WORK ORDER:
Work out how many lines in the data below contain "monitor", and state that count with nothing added.

SOURCE DATA:
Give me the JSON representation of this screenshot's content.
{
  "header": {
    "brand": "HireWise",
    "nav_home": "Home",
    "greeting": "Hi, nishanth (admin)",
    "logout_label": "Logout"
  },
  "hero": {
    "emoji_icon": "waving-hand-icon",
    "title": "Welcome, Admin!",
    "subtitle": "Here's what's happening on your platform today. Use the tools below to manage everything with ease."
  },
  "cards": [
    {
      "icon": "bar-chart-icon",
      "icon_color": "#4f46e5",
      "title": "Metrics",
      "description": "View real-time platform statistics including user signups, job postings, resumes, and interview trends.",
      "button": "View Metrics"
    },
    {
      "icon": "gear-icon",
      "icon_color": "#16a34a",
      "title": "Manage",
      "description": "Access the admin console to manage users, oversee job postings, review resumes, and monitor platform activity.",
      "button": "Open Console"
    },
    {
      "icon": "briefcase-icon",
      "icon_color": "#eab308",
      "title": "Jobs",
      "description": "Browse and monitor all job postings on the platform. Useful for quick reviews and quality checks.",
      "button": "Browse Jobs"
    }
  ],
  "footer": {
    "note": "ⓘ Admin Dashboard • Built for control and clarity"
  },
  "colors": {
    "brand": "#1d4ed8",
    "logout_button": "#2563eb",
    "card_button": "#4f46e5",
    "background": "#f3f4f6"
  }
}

OUTPUT FOR THIS EXERCISE:
2